And it’s not saying that you have to rebel against the standard “song structure” - just don’t feel that colouring outside the lines once in a while will get you lynched.


#18

I also grew up with the Beatles and all of the “traditional” song structures, yet even so am often confused when reading songwriting articles or mixing stuff-- naturally, not everyone uses these terms the same way.

And I sure know that I’m in the right community not to get lynched for being adventuresome! :grin: My main goal on this is just to gain a better understanding when I’m reading jargon-y writeups where these sorts of terms are tossed around. I’m not shy about either adhering to “accepted” structures or about violating them!


#19

Yes bridge is part that leads to chorous, usually involves a repeating theme or chord change ready to let the chorous have a bigger impact.

Middle 8 as i know it is an 8 bar part nearer the end of the song, typically before a double chorous or big ending at the end which although similar to the bridge tends to have a different lyrical content, rythem or melody to the rest of the song so when the song reverts back to the chorus at the end it has a bigger impact.
I always see it as a sing structure like this:
Verse-chorus-verse-chorus-middle8-chorus

Clear as mud lol

Hard to explain,
But you will hear examples in loads of songs you know.


#20

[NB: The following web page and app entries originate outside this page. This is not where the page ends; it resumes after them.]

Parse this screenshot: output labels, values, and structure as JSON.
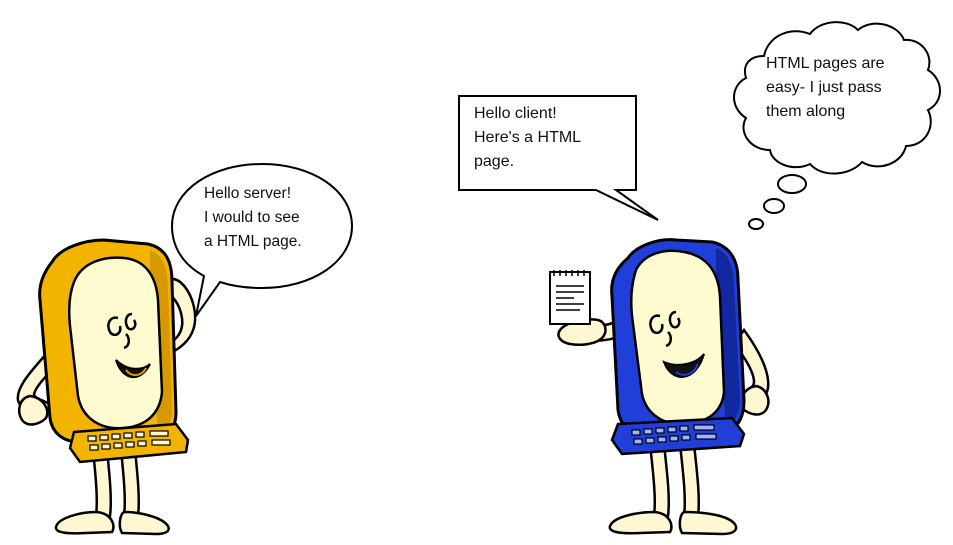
{
  "colors": {
    "client_body": "#f3b400",
    "client_dark": "#d89800",
    "server_body": "#1f3fd8",
    "server_dark": "#1128a0",
    "screen": "#fffbd0",
    "skin": "#fff6d2",
    "outline": "#000000",
    "background": "#ffffff"
  },
  "characters": {
    "client": {
      "role": "client",
      "icon": "yellow-computer-character"
    },
    "server": {
      "role": "server",
      "icon": "blue-computer-character"
    }
  },
  "bubbles": {
    "client_speech": {
      "lines": [
        "Hello server!",
        "I would to see",
        "a HTML page."
      ]
    },
    "server_speech": {
      "lines": [
        "Hello client!",
        "Here's a HTML",
        "page."
      ]
    },
    "server_thought": {
      "lines": [
        "HTML pages are",
        "easy- I just pass",
        "them along"
      ]
    }
  },
  "props": {
    "document_icon": "notepad-page-icon"
  }
}
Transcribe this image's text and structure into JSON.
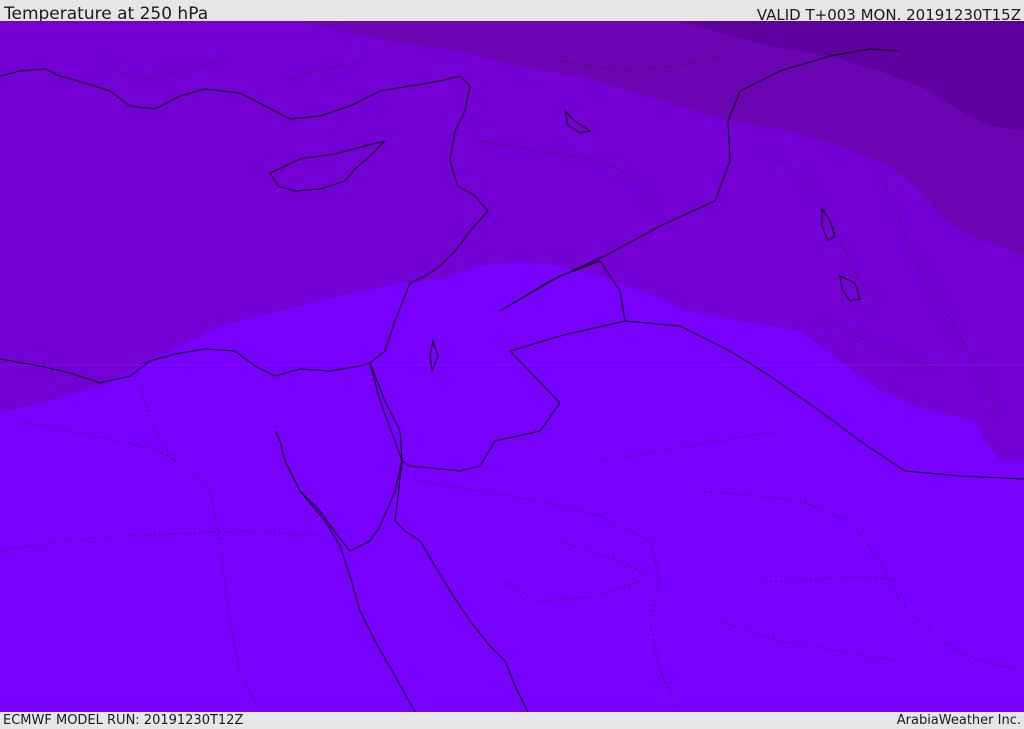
{
  "header": {
    "title": "Temperature at 250 hPa",
    "valid_time": "VALID T+003 MON. 20191230T15Z"
  },
  "footer": {
    "model_run": "ECMWF MODEL RUN: 20191230T12Z",
    "credit": "ArabiaWeather Inc."
  },
  "map": {
    "variable": "temperature",
    "pressure_level_hpa": 250,
    "colors": {
      "coldest": "#5e009f",
      "colder": "#6b05b4",
      "cold": "#7500d6",
      "mild": "#7700ff",
      "coastline": "#000000",
      "borders": "#000000"
    },
    "icons": {
      "coastline": "coastline-lines",
      "borders": "dotted-border-lines"
    }
  }
}
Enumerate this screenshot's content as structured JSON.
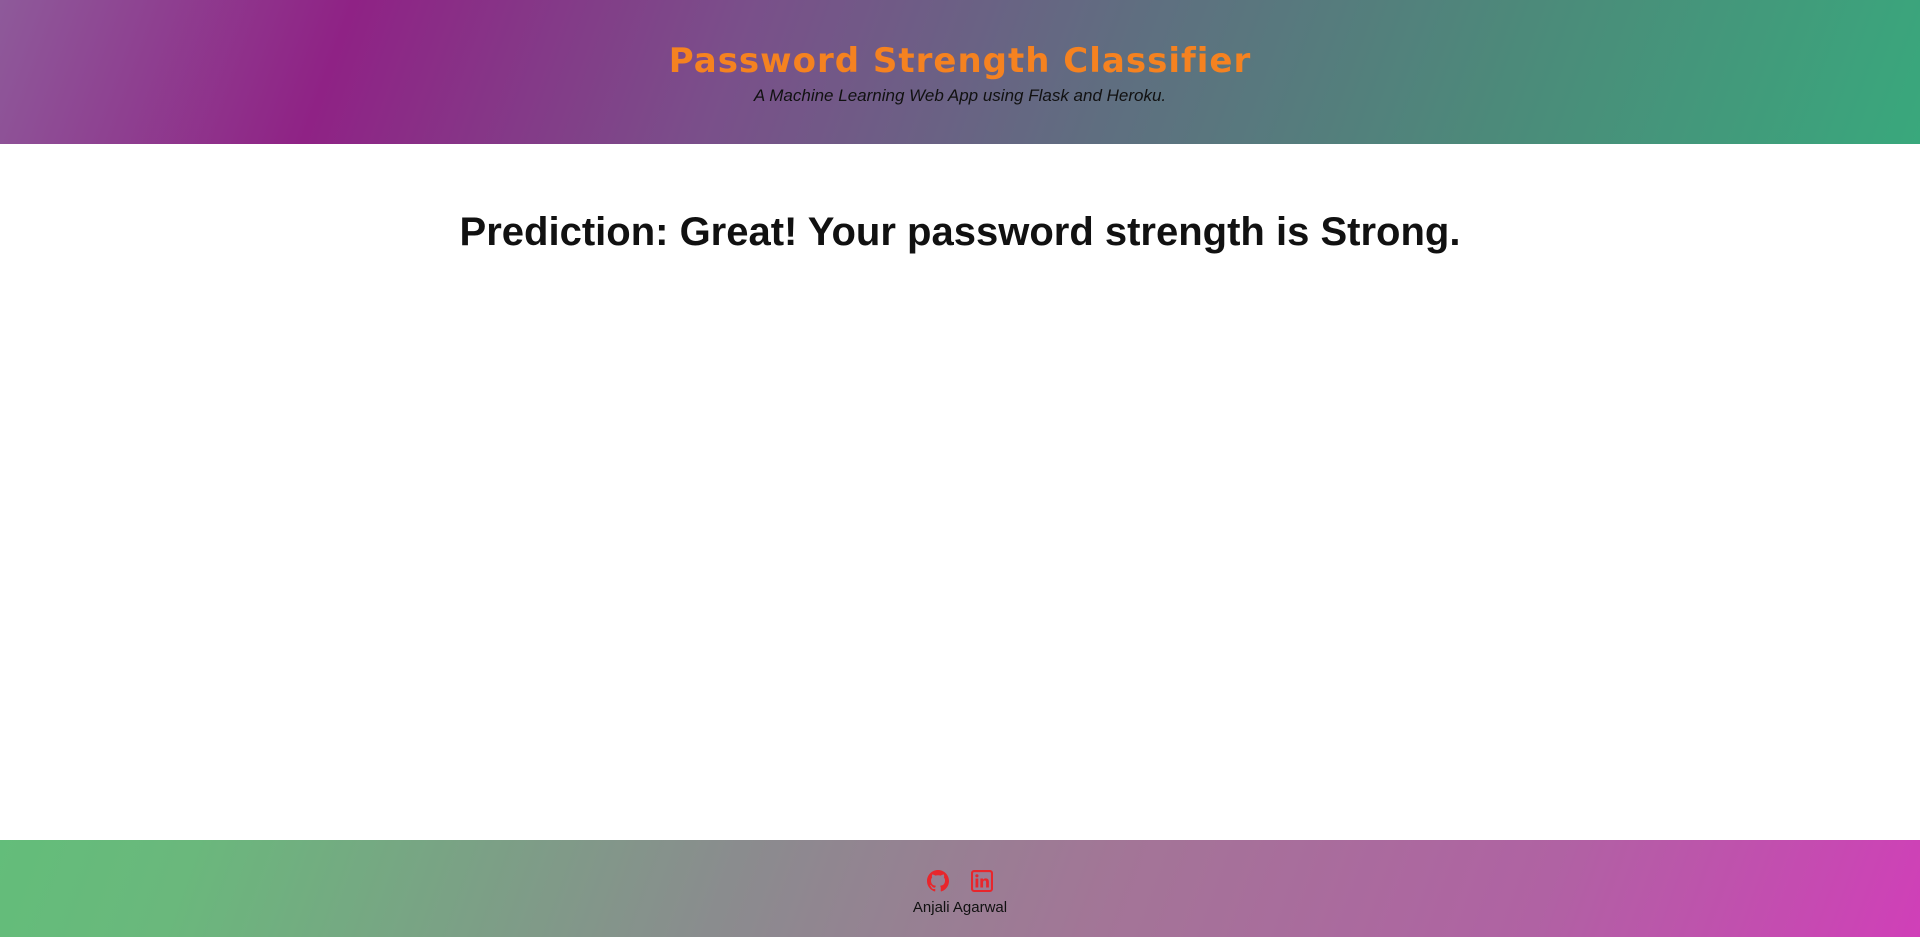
{
  "header": {
    "title": "Password Strength Classifier",
    "subtitle": "A Machine Learning Web App using Flask and Heroku."
  },
  "main": {
    "prediction_text": "Prediction: Great! Your password strength is Strong."
  },
  "footer": {
    "social_icons": [
      "github-icon",
      "linkedin-icon"
    ],
    "author": "Anjali Agarwal"
  },
  "colors": {
    "title": "#f58220",
    "icon": "#e8262c",
    "text": "#111111"
  }
}
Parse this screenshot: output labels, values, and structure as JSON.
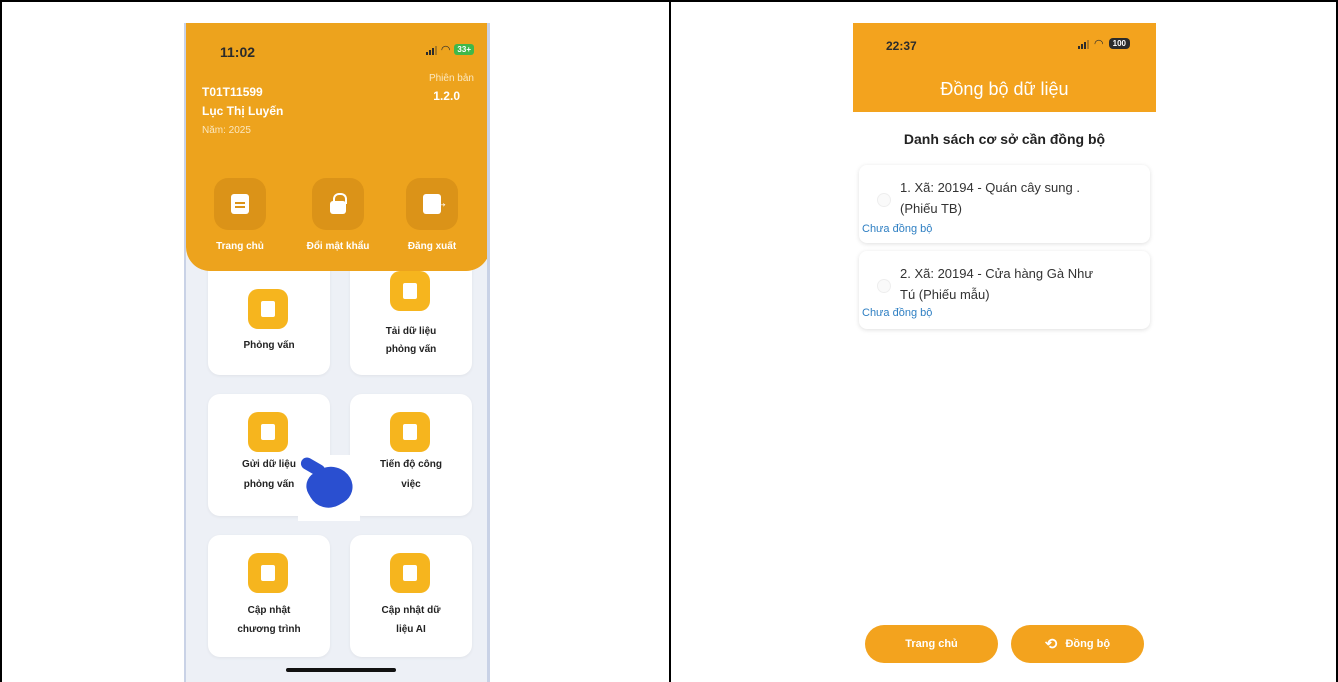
{
  "left_screen": {
    "status_bar": {
      "time": "11:02",
      "battery": "33+"
    },
    "user": {
      "code": "T01T11599",
      "name": "Lục Thị Luyến",
      "year": "Năm: 2025"
    },
    "version": {
      "label": "Phiên bản",
      "value": "1.2.0"
    },
    "header_actions": [
      {
        "label": "Trang chủ",
        "icon": "document-icon"
      },
      {
        "label": "Đổi mật khẩu",
        "icon": "lock-icon"
      },
      {
        "label": "Đăng xuất",
        "icon": "logout-icon"
      }
    ],
    "menu": [
      {
        "line1": "Phỏng vấn",
        "line2": "",
        "icon": "interview-doc-icon"
      },
      {
        "line1": "Tải dữ liệu",
        "line2": "phỏng vấn",
        "icon": "download-icon"
      },
      {
        "line1": "Gửi dữ liệu",
        "line2": "phỏng vấn",
        "icon": "sync-icon"
      },
      {
        "line1": "Tiến độ công",
        "line2": "việc",
        "icon": "progress-chart-icon"
      },
      {
        "line1": "Cập nhật",
        "line2": "chương trình",
        "icon": "update-icon"
      },
      {
        "line1": "Cập nhật dữ",
        "line2": "liệu AI",
        "icon": "building-icon"
      }
    ]
  },
  "right_screen": {
    "status_bar": {
      "time": "22:37",
      "battery": "100"
    },
    "title": "Đồng bộ dữ liệu",
    "list_heading": "Danh sách cơ sở cần đồng bộ",
    "items": [
      {
        "line1": "1. Xã: 20194 - Quán cây sung .",
        "line2": "(Phiếu TB)",
        "status": "Chưa đồng bộ"
      },
      {
        "line1": "2. Xã: 20194 -  Cửa hàng Gà Như",
        "line2": "Tú (Phiếu mẫu)",
        "status": "Chưa đồng bộ"
      }
    ],
    "buttons": {
      "home": "Trang chủ",
      "sync": "Đồng bộ"
    }
  },
  "colors": {
    "accent": "#eda31d",
    "status_text": "#2e7fc3",
    "icon_bg": "#f6b51e"
  }
}
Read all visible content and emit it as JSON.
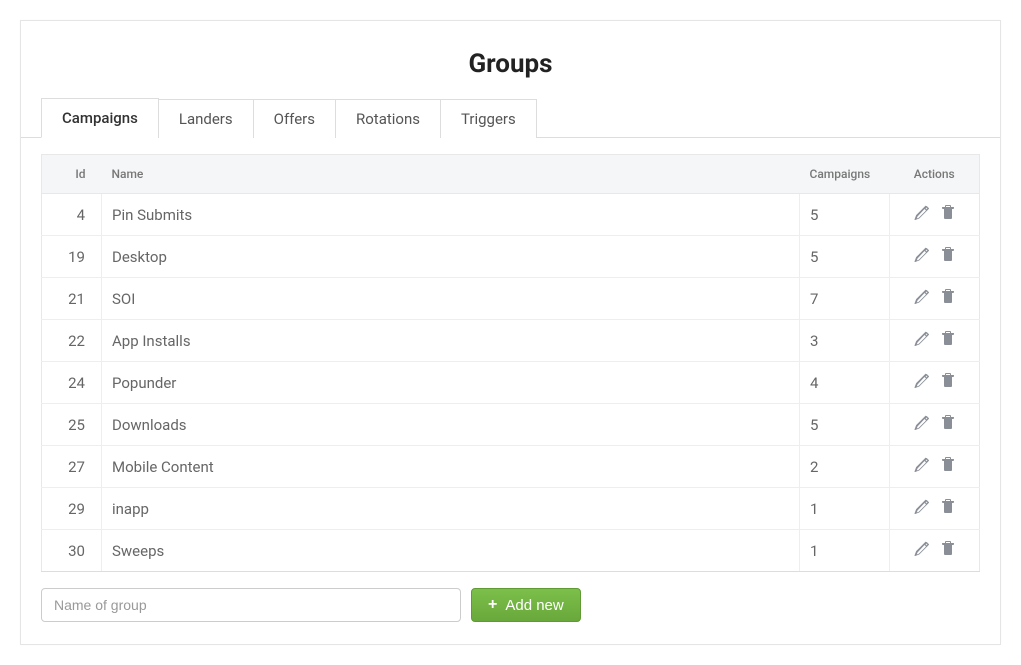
{
  "title": "Groups",
  "tabs": [
    {
      "label": "Campaigns",
      "active": true
    },
    {
      "label": "Landers",
      "active": false
    },
    {
      "label": "Offers",
      "active": false
    },
    {
      "label": "Rotations",
      "active": false
    },
    {
      "label": "Triggers",
      "active": false
    }
  ],
  "table": {
    "headers": {
      "id": "Id",
      "name": "Name",
      "campaigns": "Campaigns",
      "actions": "Actions"
    },
    "rows": [
      {
        "id": 4,
        "name": "Pin Submits",
        "campaigns": 5
      },
      {
        "id": 19,
        "name": "Desktop",
        "campaigns": 5
      },
      {
        "id": 21,
        "name": "SOI",
        "campaigns": 7
      },
      {
        "id": 22,
        "name": "App Installs",
        "campaigns": 3
      },
      {
        "id": 24,
        "name": "Popunder",
        "campaigns": 4
      },
      {
        "id": 25,
        "name": "Downloads",
        "campaigns": 5
      },
      {
        "id": 27,
        "name": "Mobile Content",
        "campaigns": 2
      },
      {
        "id": 29,
        "name": "inapp",
        "campaigns": 1
      },
      {
        "id": 30,
        "name": "Sweeps",
        "campaigns": 1
      }
    ]
  },
  "footer": {
    "input_placeholder": "Name of group",
    "add_button_label": "Add new"
  }
}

Here’s a song i did a while back which sort of exagerates what i mean about a middle 8
(Please excuse the shitty mix and pitchy vocals, its all one take and i got fed up withit so this is how it ended up)

The ‘middle 8’ ish part is at 1:52, you’ll understand what i mean if u listen to the whole track.